Graziano emphasized in his speech that although there have been positive results, it is necessary to continue working hard to eradicate hunger on the continent. “This recognition is a collective encouragement to keep the Zero Hunger vision at the top of African minds and hearts”, he stated.

The Director-General of FAO, José Graziano Silva (right), met in Addis Ababa with professor Bosco Monte, IBRAF’s president. They talked about the priorities in the Brazil-African relations

The director furthermore pointed out that there is no way to solve the current situation of hunger for future generations in Africa if there are no incentives for young people to stay, work, and live in rural regions.

According to the report, the following African nations are in this situation: the Central African Republic, the Democratic Republic of the Congo, South Sudan, Somalia, and Chad, and the list goes on beyond to Syria, Yemen, and Afghanistan. The majority of these countries have been facing conflicts for many years.

Photo: WFP/Natan Giuliano

For this purpose, the Centre of Excellence against Hunger was created in 2011 by the World Food Program partnering with the Brazilian government, playing an active role. The purpose of the Centre is to share the national (Brazilian) experience on fighting hunger in other developing nations, playing this role in 30 of these countries.

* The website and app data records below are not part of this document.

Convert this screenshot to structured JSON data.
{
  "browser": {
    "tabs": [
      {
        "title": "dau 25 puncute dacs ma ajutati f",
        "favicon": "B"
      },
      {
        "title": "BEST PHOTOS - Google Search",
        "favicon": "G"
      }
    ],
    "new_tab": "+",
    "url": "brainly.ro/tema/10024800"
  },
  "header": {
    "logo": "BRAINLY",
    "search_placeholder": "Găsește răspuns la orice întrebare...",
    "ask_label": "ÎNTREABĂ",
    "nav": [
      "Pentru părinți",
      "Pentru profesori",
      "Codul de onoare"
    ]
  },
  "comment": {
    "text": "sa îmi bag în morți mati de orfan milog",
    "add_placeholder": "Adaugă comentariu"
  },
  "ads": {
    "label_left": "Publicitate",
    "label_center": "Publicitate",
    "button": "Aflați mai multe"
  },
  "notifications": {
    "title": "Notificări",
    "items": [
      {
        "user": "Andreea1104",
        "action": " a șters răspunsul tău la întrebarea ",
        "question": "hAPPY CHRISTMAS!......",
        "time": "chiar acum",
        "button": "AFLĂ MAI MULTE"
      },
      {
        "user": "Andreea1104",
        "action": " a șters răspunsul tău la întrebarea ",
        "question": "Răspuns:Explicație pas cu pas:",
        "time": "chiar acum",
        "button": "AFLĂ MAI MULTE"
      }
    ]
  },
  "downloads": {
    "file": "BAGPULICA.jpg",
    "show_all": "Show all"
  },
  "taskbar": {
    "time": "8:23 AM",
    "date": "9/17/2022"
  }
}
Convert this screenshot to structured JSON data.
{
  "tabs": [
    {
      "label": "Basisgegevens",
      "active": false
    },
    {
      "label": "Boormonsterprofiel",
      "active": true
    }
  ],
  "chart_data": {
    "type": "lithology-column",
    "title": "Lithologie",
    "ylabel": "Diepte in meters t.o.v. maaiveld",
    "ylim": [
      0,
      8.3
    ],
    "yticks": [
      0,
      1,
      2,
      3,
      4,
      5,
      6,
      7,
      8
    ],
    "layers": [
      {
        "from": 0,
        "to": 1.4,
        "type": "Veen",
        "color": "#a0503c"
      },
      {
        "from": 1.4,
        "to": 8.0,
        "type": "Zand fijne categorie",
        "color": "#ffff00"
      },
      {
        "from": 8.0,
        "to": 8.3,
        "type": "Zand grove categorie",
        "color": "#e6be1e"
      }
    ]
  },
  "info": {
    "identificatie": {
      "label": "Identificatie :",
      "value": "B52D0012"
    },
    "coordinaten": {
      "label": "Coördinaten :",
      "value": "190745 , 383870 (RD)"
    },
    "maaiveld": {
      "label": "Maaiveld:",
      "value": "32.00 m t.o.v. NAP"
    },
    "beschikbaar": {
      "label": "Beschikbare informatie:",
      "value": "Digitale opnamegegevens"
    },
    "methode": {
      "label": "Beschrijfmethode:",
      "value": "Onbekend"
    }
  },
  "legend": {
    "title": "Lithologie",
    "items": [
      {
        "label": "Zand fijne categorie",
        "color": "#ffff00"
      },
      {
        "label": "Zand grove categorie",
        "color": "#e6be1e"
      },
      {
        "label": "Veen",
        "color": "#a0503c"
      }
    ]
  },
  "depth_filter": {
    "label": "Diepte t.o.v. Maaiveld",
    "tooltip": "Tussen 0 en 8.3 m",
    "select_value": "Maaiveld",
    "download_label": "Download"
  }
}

“The Brazilian fighting hunger policies are recognized throughout the world based on their excellence and how they can help in strengthening policies in various other countries and, thus, decrease the impact of conflicts and other emergency situations, like natural disasters”, explains Daniel Balaban, director of the Centre that, in 2018 benefited thousands of small farmers and 4 million children by fostering school lunch programs.

ATLANTICO online recently published an article on the main details from the latest FAO report that can be accessed by this link:  The new hunger map, according to FAO

Global Efforts

Graziano da Silva with the AU Commissioner for Rural Economy and Agriculture, Josefa Sacko. Photo: FAO

The theme of Food Security was broadly discussed at the first International Conference on Food Security that took place this week in Addis Ababa. Foods contaminated by bacteria, viruses, parasites, toxins, or chemical products were among the subjects discussed at the event. That problematic is responsible for making over 600 million people sick and causing 420 thousand deaths annually.

The impact of food insecurity costs low and middle-income economies around US$ 95 billion dollars in lost productivity each year. “Food must be a source of nutrition and pleasure and not a cause for disease or death”, said Tedros Adhanom Ghebreyesus, CEO of the World Health Organization. “Guaranteeing access to people to safe foods demands sustained investments in regulations, laboratories, surveillance, and stricter monitoring. In our globalized world, food security is a problem shared by everyone”, he added.

Delegations from 130 participating countries in a conference organized by the African Union (AU), The United Nations Food and Agricultural Organization (FAO) and the World Health Organization (WHO). A second event on this theme will be held on April 23rd-24th in Geneva. The International Forum on Food Safety and Trade will be organized by FAO, WHO, and the World Trade Organization to discuss joint initiatives between food safety and trade.

Food Security as a primordial factor for assuring sustainable development will also be a key theme at the 2019 Brazil Africa Forum, an event promoted by the Brazil Africa Institute taking place in November and it will reunite diverse leaders concerning that subject. Get further information on this event by accessing the following site